Drug use and dependency are key public health issues receiving large amounts of attention internationally at the moment, particularly around opioid use. While traditional government policies towards drugs have focused on punitive efforts and criminalization of users, the harm reduction paradigm instead focuses on treating drug use as a public health issue requiring treatment, not incarceration.

Across the country, public health emergencies have been called in response to high mortality rates and homelessness within drug-using populations. This is highlighted by as high as 9 opioid-related deaths per night in the city of Vancouver at one point in time. Where criminalization models of drug addiction have done little to minimize the flow of drugs into the streets or to protect the lives of users, harm reduction strategies have proven to save and improve quality of life, reduce costs and alleviate burdens on the healthcare industry and criminal justice system, and ultimately enroll more people into health-based intervention programs.

While the country prepares for the legalization of one illicit drug, in cannabis, the Federation will strive to continue the conversation around the importance of treatment over punishment.
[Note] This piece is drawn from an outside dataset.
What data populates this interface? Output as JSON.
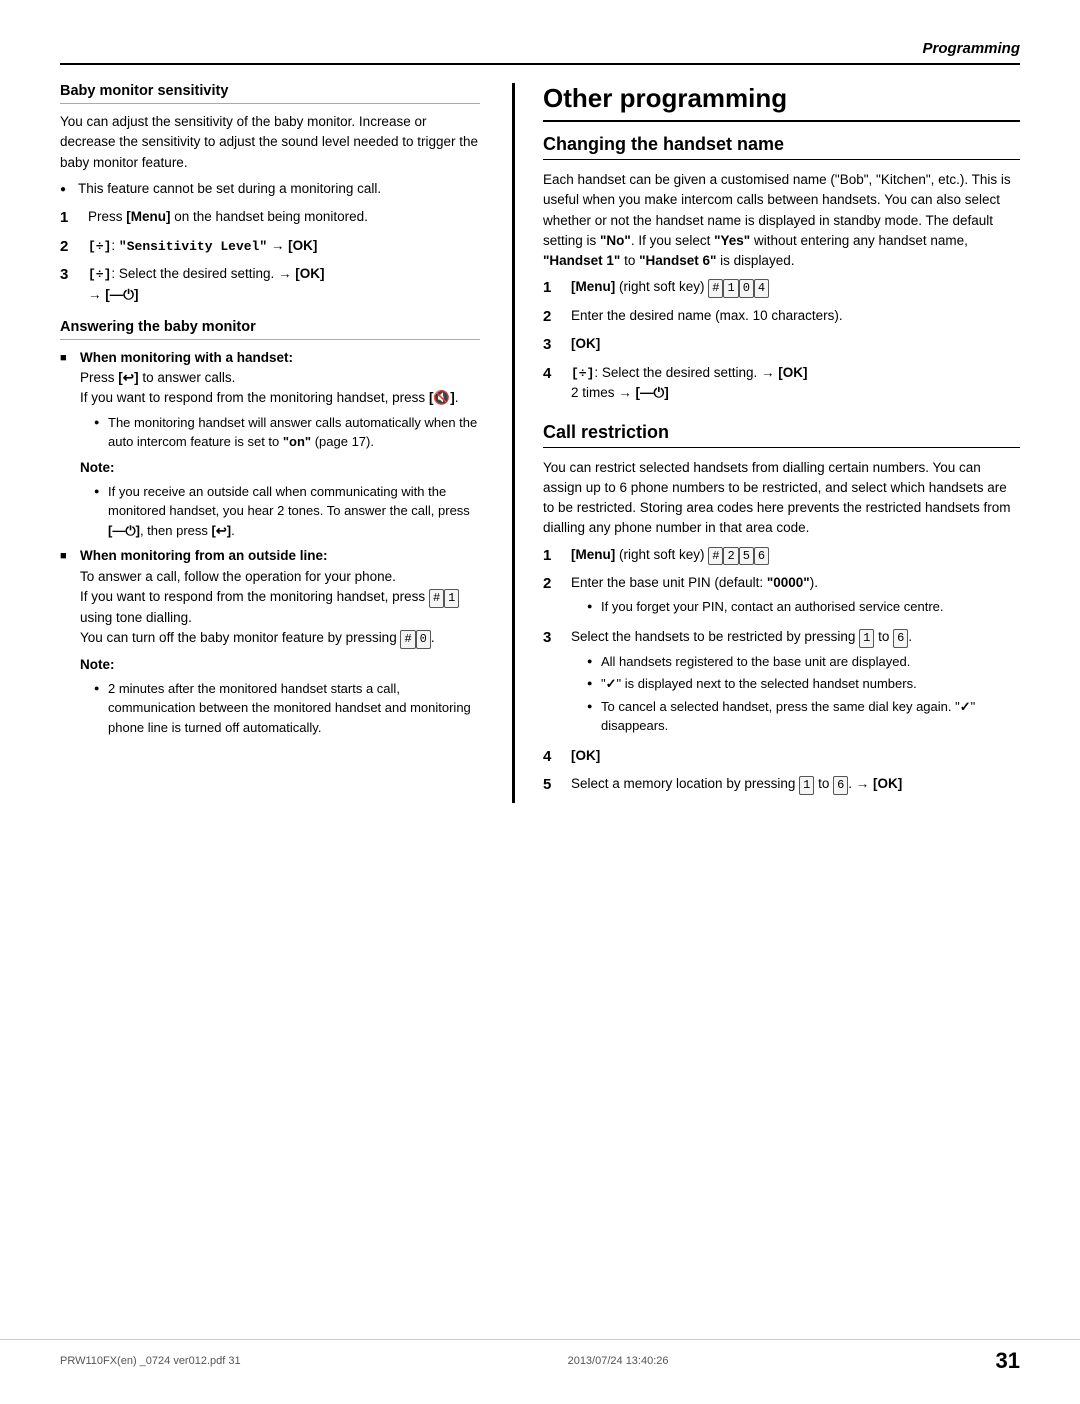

Multiple political parties within the country have already begun debating the merits of such a model, making now a pivotal time to amplify this discussion.